Mono – a gratuitous risk – The Free Software Column
Mono was never going to be an easy fit for the Linux desktop. Users didn’t like it, and neither did the developers, and not simply for coding reasons. Richard Hillesley takes a looks at its complicated history
When Miguel de Icaza initiated the Mono project back at the turn of the millennium, his idea was not just to bring what he perceived as the advantages of .NET – a cross-platform development framework and a common runtime – to Linux. Nor was it his intention just to make migration from Windows to Linux easier. His big idea was that Mono would become the default application development platform for the Linux desktop, specifically for GNOME.
For a thousand different reasons this was never likely to happen. Mono was never going to be an easy fit for the Linux desktop. Users didn’t like it, and neither did the developers, and not simply for coding reasons. .NET had been developed as Microsoft’s answer to Java, a middleware platform that could be used to generate web Services; but where Java used one language and was platform independent, .NET was multilingual and platform specific. .NET was intended to neutralise the commercial success of Java and prolong the proprietary dominance of Windows as a client-facing operating system. Mono implemented C#, the common language runtime and the development framework aspects of .NET on Linux, but .NET was never accepted as a model for Linux development.
Nevertheless, de Icaza always hoped that developers would see Mono as a perfect tool for GNOME development. The idea wasn’t well received. From the beginning, doubts were raised about the ‘intellectual property rights’ Microsoft had retained over the code, Nobody really wanted to know, and Mono was never going to be an easy ask. As it was, Microsoft was never as helpful to the cause as it might have been. Just enough rope was dangled to keep the Mono developers happy, but the scope for future litigation was always left in place. Just as Microsoft’s speculative patent indemnification agreement with Novell was intended to sow fear, uncertainty and doubt around the legal status of the Linux kernel, a certain level of ambivalence and discord around the legal status of Mono was always going to suit Microsoft’s purpose,
The objection of developers to Mono wasn’t that a .NET implementation shouldn’t exist, but that it shouldn’t be core to the free software development stack. Richard Stallman’s observation was that “I have always supported the development of free platforms for C#, just as I’ve supported the development of free platforms for any language that users use. I also wouldn’t argue that people should not use C# with a free platform for secondary applications,” but “making GNOME depend on Mono is running a grave risk, and a grave mistake.”
Mono had its followers, and appealed to some developers who had come over from Windows, but had never won its target audience. De Icaza always maintained that the issues over the .NET code patents were wildly exaggerated, and in one sense he was absolutely right. Neither Mono nor the Linux desktop has ever faced a legal challenge relating to .NET patents. But then, neither did Mono succeed in its goal of becoming the development platform for Linux desktop applications. Even if it had wanted to, Microsoft never had sufficient cause to use its legal muscle against the Linux desktop.

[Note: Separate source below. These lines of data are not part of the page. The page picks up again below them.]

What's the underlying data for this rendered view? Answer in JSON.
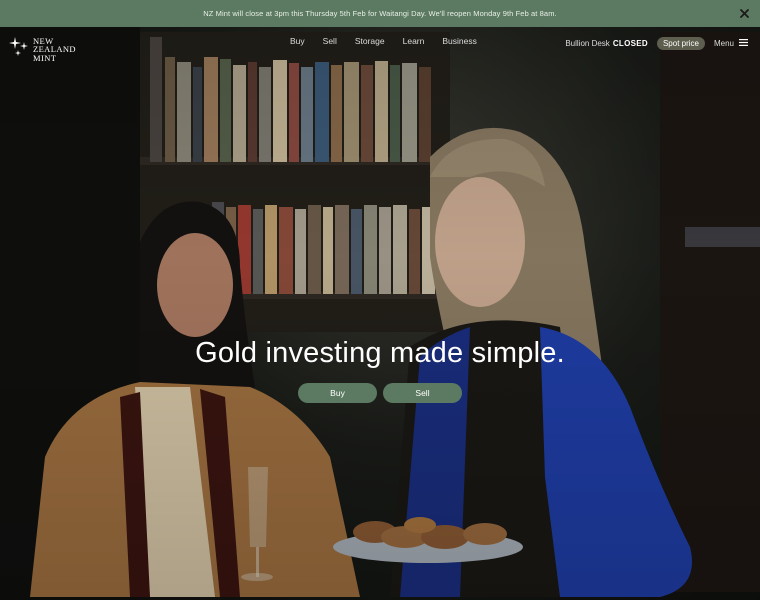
{
  "announcement": {
    "text": "NZ Mint will close at 3pm this Thursday 5th Feb for Waitangi Day. We'll reopen Monday 9th Feb at 8am.",
    "close_icon": "close-icon"
  },
  "logo": {
    "line1": "New",
    "line2": "Zealand",
    "line3": "Mint",
    "icon": "sparkle-stars-icon"
  },
  "nav": {
    "items": [
      {
        "label": "Buy"
      },
      {
        "label": "Sell"
      },
      {
        "label": "Storage"
      },
      {
        "label": "Learn"
      },
      {
        "label": "Business"
      }
    ]
  },
  "header_right": {
    "bullion_label": "Bullion Desk",
    "bullion_status": "CLOSED",
    "spot_price_label": "Spot price",
    "menu_label": "Menu",
    "menu_icon": "hamburger-icon"
  },
  "hero": {
    "headline": "Gold investing made simple.",
    "buy_label": "Buy",
    "sell_label": "Sell"
  },
  "colors": {
    "accent_green": "#5c7a61",
    "spot_pill": "#5e5e4e"
  }
}
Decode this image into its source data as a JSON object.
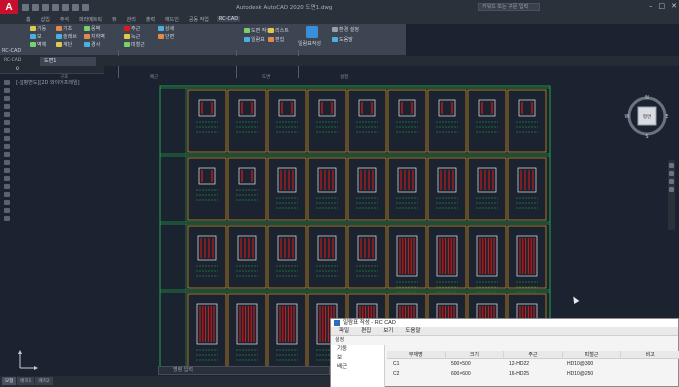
{
  "titlebar": {
    "app_logo": "A",
    "window_title": "Autodesk AutoCAD 2020  도면1.dwg",
    "search_placeholder": "키워드 또는 구문 입력",
    "controls": [
      "–",
      "□",
      "✕"
    ]
  },
  "ribbon": {
    "tabs": [
      "홈",
      "삽입",
      "주석",
      "파라메트릭",
      "뷰",
      "관리",
      "출력",
      "애드인",
      "공동 작업",
      "RC-CAD"
    ],
    "active_tab": "RC-CAD",
    "panel_label": "RC-CAD",
    "groups": [
      {
        "title": "구조",
        "buttons": [
          "기둥",
          "보",
          "벽체",
          "기초",
          "슬래브",
          "계단",
          "옹벽",
          "지하벽",
          "경사"
        ]
      },
      {
        "title": "배근",
        "buttons": [
          "주근",
          "늑근",
          "띠철근",
          "상세",
          "단면"
        ]
      },
      {
        "title": "도면",
        "buttons": [
          "도면 작성",
          "일람표",
          "리스트",
          "편집"
        ]
      },
      {
        "title": "설정",
        "buttons": [
          "환경 설정",
          "도움말"
        ]
      }
    ],
    "big_button": "일람표작성"
  },
  "doc_tabs": {
    "left_label": "RC-CAD",
    "active": "도면1"
  },
  "layer": {
    "name": "0"
  },
  "view_label": "[-][평면도][2D 와이어프레임]",
  "viewcube": {
    "face": "평면",
    "north": "N",
    "south": "S",
    "east": "E",
    "west": "W"
  },
  "command": {
    "placeholder": "명령 입력"
  },
  "status": {
    "tabs": [
      "모형",
      "배치1",
      "배치2"
    ],
    "active": "모형"
  },
  "dialog": {
    "title": "일람표 작성 - RC CAD",
    "menus": [
      "파일",
      "편집",
      "보기",
      "도움말"
    ],
    "toolbar": "설정",
    "tree": [
      "기둥",
      "보",
      "배근"
    ],
    "headers": [
      "부재명",
      "크기",
      "주근",
      "띠철근",
      "비고"
    ],
    "rows": [
      [
        "C1",
        "500×500",
        "12-HD22",
        "HD10@300"
      ],
      [
        "C2",
        "600×600",
        "16-HD25",
        "HD10@250"
      ]
    ]
  },
  "colors": {
    "canvas": "#1b2330",
    "frame_orange": "#e39a20",
    "frame_green": "#27b24a",
    "rebar_red": "#e01818",
    "section_white": "#e8e8e8"
  }
}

De Icaza hoped to prove his point with the development of applications such as Banshee, Beagle, Docky, F-Spot and Tomboy. To some degree he succeeded, and briefly these applications had some recognition but were ultimately replaced as Mono’s star, and the fuss around it, faded.
When Novell was purchased by Attachmate, de Icaza was permitted to take Mono elsewhere, and created a new company, Xamarin, as a vehicle for Mono development. In July 2011 Xamarin was granted a perpetual licence to all the ‘intellectual property’ associated with Mono, MonoTouch, Mono for Android, and Mono for Visual Studio. Xamarin and Mono are now totally focused on the mobile market. Mono has found its niche, and the ideal of GNOME involvement has faded from memory. Out of this, Xamarin has achieved some success and claims a community of more than 200,000 developers producing cross-platform applications for smartphone devices.
Mono is still useful to the Linux desktop as an interoperability and migration tool, and as a means of interacting with .NET and Windows implementations in mixed environments, but was never going to work at the heart of the Linux desktop experience. Stallman’s take on this was that “Microsoft is probably planning to force all free C# implementations underground some day using software patents.”
According to Stallman, the problem was “not in the C# implementations, but rather in Tomboy and other applications written in C#. If we lose the use of C#, we will lose them too. That doesn’t make them unethical, but it means that writing them and using them is taking a gratuitous risk.”